The Clinch and Wall dynamic drill is where it all starts–on the feet. Here are the major elements we start with:
- Wrist Grip
- Collar Tie
- Level Change
- Wall Press
We’re looking for wrist control so that we can use the arm-drag and other arm-based controls in general. The arm-drag is a key element in the standard Down and Up dynamic drill.
The collar tie gives us control over a challenger’s head which, in addition to wearing them down, leads to the front-head-lock. The front-head-lock turns into a guillotine-choke and/or takedown to top-rear-mount.
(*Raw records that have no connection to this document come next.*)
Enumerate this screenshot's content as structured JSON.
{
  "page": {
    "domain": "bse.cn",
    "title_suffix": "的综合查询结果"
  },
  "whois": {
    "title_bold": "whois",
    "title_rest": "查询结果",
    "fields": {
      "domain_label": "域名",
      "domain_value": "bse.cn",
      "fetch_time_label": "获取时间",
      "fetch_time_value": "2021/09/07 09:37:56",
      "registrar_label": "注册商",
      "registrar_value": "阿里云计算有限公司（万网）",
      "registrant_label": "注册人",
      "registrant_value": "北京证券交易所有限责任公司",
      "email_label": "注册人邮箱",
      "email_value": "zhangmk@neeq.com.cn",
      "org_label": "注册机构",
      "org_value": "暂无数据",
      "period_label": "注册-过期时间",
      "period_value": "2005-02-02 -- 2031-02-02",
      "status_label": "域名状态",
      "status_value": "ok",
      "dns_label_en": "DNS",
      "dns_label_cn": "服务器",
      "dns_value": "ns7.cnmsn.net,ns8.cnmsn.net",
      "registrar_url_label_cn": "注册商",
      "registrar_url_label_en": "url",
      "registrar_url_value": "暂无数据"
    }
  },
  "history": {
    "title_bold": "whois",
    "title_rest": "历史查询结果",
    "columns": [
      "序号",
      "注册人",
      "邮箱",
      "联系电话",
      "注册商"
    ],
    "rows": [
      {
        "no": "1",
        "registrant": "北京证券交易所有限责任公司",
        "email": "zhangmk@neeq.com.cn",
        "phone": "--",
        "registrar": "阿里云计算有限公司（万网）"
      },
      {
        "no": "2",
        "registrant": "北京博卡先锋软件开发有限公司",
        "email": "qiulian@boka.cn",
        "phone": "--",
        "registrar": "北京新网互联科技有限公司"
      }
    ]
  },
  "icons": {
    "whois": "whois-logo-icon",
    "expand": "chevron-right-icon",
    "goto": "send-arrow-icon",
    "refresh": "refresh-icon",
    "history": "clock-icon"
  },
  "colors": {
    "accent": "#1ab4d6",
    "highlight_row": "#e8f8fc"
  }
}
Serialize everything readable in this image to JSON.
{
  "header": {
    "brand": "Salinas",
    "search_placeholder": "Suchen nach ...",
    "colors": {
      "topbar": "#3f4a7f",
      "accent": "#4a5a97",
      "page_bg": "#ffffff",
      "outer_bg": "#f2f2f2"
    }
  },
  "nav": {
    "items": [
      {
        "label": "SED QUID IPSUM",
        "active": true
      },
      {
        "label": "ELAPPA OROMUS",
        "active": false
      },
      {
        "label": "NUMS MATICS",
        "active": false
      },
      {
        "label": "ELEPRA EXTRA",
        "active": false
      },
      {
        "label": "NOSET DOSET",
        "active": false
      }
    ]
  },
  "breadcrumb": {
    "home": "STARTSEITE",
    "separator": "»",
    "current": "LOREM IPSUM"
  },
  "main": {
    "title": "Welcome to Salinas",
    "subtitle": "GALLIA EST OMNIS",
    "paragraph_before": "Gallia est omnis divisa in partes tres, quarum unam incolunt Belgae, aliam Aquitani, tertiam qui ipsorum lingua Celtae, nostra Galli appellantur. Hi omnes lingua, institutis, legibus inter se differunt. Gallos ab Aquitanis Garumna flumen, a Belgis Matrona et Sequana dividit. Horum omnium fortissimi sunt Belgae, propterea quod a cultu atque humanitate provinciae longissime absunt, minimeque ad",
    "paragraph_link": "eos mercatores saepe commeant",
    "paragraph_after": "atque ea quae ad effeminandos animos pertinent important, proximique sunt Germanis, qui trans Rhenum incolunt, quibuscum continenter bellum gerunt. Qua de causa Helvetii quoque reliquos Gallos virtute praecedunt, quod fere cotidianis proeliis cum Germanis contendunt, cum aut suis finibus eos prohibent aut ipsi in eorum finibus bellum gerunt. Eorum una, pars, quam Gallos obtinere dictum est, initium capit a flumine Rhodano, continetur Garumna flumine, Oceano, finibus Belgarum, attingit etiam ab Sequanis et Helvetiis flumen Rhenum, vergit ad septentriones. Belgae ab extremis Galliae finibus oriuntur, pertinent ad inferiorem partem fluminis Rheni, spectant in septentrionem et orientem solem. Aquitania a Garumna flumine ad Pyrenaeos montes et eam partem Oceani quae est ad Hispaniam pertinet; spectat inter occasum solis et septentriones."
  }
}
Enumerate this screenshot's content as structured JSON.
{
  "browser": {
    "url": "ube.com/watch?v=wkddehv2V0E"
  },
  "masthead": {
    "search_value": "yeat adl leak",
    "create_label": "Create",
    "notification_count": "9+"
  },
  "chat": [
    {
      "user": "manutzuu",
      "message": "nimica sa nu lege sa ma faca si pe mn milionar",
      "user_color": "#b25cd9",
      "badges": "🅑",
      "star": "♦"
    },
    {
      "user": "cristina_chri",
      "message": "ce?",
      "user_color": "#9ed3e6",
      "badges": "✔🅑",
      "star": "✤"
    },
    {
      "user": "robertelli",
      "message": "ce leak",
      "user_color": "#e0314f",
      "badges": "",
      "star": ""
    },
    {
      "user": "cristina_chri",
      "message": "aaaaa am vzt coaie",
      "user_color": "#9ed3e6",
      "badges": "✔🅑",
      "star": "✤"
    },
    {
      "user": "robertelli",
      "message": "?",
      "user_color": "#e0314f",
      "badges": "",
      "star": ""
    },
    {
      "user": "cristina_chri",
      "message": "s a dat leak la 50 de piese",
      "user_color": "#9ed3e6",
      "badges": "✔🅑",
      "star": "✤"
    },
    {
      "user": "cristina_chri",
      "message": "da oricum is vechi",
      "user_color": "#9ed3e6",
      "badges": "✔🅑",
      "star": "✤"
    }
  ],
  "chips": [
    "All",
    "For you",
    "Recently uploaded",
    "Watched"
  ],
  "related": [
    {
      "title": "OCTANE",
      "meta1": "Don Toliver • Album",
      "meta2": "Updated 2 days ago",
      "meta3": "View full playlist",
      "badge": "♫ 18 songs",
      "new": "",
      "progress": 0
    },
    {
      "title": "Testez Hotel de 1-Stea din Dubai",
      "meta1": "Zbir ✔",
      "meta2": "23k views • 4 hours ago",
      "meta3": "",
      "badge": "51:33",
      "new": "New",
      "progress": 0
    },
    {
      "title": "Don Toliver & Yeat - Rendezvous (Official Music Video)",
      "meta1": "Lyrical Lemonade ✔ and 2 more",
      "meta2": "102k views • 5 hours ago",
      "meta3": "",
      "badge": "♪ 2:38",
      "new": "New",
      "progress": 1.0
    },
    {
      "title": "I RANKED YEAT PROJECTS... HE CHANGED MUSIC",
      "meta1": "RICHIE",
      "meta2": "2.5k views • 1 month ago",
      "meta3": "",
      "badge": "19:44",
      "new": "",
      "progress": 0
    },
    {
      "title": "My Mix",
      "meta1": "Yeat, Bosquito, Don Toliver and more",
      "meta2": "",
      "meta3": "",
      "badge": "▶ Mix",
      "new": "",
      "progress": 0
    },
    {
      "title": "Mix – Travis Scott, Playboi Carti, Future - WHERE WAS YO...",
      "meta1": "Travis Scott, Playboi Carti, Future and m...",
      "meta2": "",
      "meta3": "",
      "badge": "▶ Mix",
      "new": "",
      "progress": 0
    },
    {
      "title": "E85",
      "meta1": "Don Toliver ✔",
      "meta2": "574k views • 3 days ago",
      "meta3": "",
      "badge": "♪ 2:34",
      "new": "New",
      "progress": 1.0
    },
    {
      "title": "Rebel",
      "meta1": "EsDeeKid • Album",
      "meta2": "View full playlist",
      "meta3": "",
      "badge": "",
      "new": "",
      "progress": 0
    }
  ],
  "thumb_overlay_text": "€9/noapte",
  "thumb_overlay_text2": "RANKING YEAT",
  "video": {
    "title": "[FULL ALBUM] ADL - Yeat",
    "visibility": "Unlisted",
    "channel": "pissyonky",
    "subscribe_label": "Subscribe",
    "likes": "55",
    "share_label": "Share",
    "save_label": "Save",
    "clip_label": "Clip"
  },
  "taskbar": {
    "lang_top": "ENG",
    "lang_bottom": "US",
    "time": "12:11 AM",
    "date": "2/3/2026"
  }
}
The ability to drop down, squatting, gets us under a challenger’s defenses and sets up our shots. Shots, or shooting, is grabbing on to the legs for a takedown. It’s is a key element in the standard Down and Up dynamic drill.
Pinning our challenger up against a wall is a good strategy for controlling them, wearing them down, and setting up takedowns like the double-leg used in the standard Down and Up dynamic drill.
While most jiu-jitsu schools don’t make use of the wall as a regular part of training, we use it in our fundamental curriculum–and beyond–for the sake of self-defense.
In a typical sport oriented BJJ school you might see a handful of techniques taught–a few self-defense tricks just in case. In our curriculum though, we make constant use of the wall as a strategic element. We use it standing and from the ground. Playing the wall builds greater awareness and adds certain tactical advantages over someone who isn’t used to it.
Collar ties give us a way to attack at an upper level, wrist control happens at middle level, and the level change gets us down to the lower area of the legs. With these three elements we can mix our attacks to throw off our challenger. Fake high, go low. Or the other way around. Move left, then suddenly cut right. Get them pushing into you, then pull to over extend them. The more we can mix our attacks the better.
The wall part of the Clinch and Wall drill helps us mix the ranges we use as well. When we pin someone on the wall, known as pressing, we force them to work at very close range. When we’re in the middle of the room but still tied up with our challenger we say we’re at a more open range, because there’s more room to maneuver. Finally, we can disengage completely and work from a long range.